China was the elephant in the room

Although hardly anyone from China attended, China was present in almost all conversations in one way or another. India and China are long-time adversaries and the rising tensions between China and the West were much discussed. A session on the Quadrilateral Security Dialogue between the United States, Australia, India and Japan, commonly known as the Quad, featured the foreign ministers of all four countries. Plenty of top-level military officers appeared on panels, including the Australian Chief of Defense Force General Angus J. Campbell, his Indian counterpart General Anil Chauhan and Admiral John C. Aquilino, the Commander of the US Indo-Pacific Command.

Contrary to the war in Ukraine, when it comes to China, Western countries and India are much more aligned, which could lead to the conclusion that the relationship is like a Facebook status – “it’s complicated”.

Outlook

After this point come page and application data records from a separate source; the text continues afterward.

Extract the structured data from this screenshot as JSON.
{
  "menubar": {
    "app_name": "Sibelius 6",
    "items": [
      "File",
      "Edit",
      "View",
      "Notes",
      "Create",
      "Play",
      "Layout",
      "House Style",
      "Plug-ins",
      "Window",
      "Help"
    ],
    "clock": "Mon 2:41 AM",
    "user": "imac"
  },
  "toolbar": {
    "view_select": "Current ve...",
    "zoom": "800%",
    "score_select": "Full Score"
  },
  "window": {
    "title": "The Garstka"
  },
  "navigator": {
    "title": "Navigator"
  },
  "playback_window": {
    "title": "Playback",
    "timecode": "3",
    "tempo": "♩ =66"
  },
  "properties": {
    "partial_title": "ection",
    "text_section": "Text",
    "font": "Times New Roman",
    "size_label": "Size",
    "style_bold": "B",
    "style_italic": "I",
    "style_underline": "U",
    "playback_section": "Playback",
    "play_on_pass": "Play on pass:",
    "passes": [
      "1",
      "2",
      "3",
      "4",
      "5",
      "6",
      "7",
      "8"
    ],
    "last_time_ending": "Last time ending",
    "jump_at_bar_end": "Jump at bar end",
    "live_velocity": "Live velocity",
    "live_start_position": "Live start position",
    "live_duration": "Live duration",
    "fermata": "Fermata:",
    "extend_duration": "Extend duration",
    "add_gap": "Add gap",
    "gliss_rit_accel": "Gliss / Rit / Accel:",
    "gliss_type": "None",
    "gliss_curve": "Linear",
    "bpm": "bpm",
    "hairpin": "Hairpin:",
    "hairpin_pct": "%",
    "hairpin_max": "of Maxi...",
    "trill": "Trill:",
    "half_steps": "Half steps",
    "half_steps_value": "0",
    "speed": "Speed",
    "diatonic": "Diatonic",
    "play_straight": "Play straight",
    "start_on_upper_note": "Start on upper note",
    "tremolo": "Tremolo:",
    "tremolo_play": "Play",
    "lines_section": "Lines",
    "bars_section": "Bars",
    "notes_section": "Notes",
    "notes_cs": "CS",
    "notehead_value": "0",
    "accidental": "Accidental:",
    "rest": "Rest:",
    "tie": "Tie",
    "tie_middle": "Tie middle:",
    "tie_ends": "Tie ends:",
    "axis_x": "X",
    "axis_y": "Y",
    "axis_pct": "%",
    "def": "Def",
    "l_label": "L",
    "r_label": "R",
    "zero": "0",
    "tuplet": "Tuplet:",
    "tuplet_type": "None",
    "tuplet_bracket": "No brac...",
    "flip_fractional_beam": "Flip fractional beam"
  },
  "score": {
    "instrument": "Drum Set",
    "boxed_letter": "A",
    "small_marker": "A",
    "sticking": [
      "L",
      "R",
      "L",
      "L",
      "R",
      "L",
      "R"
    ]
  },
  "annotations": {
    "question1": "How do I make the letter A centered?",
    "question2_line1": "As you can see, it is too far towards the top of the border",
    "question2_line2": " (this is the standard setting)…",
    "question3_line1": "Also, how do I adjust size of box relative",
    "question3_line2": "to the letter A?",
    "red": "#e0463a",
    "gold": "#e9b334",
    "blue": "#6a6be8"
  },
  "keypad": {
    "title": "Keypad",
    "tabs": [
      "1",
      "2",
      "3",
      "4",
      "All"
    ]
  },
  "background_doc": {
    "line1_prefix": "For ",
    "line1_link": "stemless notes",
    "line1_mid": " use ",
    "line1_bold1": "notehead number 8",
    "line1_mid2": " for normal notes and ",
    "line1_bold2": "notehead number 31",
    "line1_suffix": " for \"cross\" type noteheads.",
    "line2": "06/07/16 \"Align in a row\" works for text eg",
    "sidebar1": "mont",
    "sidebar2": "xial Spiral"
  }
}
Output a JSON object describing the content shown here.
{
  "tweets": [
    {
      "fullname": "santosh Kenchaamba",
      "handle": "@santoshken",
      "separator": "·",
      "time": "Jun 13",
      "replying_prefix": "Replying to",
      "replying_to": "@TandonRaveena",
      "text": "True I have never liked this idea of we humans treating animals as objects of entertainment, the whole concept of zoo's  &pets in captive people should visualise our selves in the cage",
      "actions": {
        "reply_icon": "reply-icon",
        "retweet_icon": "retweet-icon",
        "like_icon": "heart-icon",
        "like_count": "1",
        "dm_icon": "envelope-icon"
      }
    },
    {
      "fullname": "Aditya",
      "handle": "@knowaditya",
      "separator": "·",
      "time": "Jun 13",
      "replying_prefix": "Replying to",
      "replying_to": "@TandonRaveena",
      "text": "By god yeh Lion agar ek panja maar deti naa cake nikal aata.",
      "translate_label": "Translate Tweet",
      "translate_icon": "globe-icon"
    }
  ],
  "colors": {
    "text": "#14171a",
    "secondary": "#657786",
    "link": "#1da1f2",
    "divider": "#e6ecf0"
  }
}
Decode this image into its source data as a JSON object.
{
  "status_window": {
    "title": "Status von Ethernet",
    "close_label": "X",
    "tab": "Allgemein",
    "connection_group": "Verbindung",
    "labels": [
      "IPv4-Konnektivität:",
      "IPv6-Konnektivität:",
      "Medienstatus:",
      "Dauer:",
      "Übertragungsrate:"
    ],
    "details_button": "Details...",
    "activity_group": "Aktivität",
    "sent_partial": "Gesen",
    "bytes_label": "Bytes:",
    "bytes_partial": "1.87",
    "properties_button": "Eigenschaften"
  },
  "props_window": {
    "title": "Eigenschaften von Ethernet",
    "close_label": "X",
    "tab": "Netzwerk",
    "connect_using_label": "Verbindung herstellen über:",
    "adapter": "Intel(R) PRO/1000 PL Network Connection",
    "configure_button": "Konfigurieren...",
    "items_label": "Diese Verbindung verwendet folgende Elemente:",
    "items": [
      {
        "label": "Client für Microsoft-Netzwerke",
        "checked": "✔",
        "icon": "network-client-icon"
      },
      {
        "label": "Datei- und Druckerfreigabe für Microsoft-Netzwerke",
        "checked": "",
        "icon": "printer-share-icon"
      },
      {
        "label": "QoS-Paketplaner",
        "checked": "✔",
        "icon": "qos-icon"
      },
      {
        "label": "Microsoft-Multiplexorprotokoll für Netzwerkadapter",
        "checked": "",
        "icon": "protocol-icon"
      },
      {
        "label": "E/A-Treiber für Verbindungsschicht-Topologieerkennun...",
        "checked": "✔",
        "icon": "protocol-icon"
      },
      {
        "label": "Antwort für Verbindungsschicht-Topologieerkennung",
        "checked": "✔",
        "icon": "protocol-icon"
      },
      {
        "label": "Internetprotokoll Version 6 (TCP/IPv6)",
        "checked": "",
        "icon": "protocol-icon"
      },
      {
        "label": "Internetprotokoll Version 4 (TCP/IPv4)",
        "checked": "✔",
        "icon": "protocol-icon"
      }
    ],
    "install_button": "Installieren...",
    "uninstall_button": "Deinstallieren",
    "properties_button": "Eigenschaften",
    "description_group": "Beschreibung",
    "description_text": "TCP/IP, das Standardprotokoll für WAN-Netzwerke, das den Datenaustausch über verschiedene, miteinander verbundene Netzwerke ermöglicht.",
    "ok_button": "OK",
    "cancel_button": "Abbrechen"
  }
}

The motto of this year’s Raisina Dialogue was “Provocation, Uncertainty, Turbulence – A Lighthouse in the Tempest?” Although the organisers wisely added a question mark, one thing is clear: India’s importance in the world will continue to rise, and with it, the significance of a dialogue such as the Raisina Dialogue. Congratulations to Samir Saran and his team. I gained a lot of new insights and will certainly be back!

0 COMMENTS

Send